2022

Introduction


Objectives:

  1. Show examples of satellite imagery that indicate a Mesoscale Convective Vortex (MCV) has developed
  2. Describe the environment that is favorable for MCV formation and persistence
  3. Discuss the potential effects that MCVs can have

Training Session Options


NOAA/NWS students – to begin the training, use the web-based video, YouTube video, or audio playback options below (if present for this session). Certificates of completion for NOAA/NWS employees can be obtained by accessing the session via the Commerce Learning Center

  1. Live VISIT teletraining session led by an instructor (15 minutes). Check the VISIT Training Calendar to see the current schedule and sign up. Upon registering for a teletraining session, you will receive an email with a link (GoToMeeting or WebEx) to connect to the session.
  2. YouTube video:

 

References/Additional Links

  • Talking points¬†are available for this lesson and may be printed out to easily review the session in detail at any time.
  • Trier, S. B., C. A. Davis and J. D. Tuttle, 2000: Long-lived mesosconvective vortices and their environment.
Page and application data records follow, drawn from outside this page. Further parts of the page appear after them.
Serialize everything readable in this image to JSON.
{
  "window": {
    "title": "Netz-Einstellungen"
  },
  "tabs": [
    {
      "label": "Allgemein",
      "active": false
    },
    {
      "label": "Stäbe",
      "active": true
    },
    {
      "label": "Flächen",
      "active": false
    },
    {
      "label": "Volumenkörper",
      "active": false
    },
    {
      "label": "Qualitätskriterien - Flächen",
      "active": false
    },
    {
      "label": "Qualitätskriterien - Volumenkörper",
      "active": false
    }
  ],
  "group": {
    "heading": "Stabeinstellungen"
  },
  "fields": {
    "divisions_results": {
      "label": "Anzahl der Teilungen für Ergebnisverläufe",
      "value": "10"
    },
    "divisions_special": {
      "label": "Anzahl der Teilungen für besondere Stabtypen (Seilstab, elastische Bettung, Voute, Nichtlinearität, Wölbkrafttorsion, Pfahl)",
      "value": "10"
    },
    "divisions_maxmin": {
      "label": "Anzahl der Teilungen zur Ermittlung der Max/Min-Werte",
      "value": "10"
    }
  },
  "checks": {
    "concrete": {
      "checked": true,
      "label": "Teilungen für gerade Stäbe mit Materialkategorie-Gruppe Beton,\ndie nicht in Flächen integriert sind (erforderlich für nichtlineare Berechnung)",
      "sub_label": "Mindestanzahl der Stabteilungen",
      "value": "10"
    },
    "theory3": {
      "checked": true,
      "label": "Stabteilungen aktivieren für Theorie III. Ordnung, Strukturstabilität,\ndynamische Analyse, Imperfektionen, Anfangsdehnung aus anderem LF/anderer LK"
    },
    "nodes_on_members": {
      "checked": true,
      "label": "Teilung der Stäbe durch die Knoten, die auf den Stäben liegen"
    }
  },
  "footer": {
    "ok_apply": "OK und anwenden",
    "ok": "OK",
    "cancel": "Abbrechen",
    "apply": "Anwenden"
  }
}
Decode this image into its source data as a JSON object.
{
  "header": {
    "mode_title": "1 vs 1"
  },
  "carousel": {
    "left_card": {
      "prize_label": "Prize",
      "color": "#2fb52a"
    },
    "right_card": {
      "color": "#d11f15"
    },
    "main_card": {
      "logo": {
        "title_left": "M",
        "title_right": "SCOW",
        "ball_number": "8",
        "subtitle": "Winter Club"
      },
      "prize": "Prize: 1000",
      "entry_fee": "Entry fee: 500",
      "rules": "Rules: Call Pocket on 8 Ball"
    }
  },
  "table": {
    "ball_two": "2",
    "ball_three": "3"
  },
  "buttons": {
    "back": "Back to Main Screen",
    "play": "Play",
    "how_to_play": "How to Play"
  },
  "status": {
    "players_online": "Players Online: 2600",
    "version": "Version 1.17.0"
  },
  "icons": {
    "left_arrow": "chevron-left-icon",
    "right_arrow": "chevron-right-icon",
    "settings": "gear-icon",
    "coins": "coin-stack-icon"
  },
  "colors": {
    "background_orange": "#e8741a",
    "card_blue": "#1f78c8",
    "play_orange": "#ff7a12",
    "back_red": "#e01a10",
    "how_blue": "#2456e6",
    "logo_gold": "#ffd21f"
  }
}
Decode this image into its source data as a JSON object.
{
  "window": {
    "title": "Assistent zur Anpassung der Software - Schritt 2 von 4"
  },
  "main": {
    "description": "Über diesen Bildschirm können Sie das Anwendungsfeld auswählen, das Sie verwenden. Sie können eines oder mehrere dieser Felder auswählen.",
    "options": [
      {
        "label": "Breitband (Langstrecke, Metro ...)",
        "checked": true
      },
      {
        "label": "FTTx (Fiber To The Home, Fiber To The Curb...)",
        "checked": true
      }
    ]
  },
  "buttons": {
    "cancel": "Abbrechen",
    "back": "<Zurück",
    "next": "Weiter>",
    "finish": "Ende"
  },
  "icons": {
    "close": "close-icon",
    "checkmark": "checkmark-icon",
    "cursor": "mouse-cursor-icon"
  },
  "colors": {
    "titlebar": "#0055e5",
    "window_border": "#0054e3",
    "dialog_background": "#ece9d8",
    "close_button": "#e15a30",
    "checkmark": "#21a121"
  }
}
Part I: Observations from the central United States during the 1998 warm season. Mon. Wea. Rev., 3376-3395.
  • Davis, C. A., D. A. Ahijevych and S. B. Trier, 2002: Detection and prediction of warm season midtropospheric vortices by the Rapid Update Cycle. Mon. Wea. Rev., 24-42
  • See also papers by J. M. Fristch and by Jason Knievel.

 

This course is Basic

There are no prerequisites

Contact

Scott Lindstrom

scottl@ssec.wisc.edu

Page Contact

Bernie Connell

bernie.connell@colostate.edu

970-491-8689

Unless otherwise noted, all content on the CIRA RAMMB: VISIT, SHyMet and VLab webpages are released under a Creative Commons Attribution 3.0 License.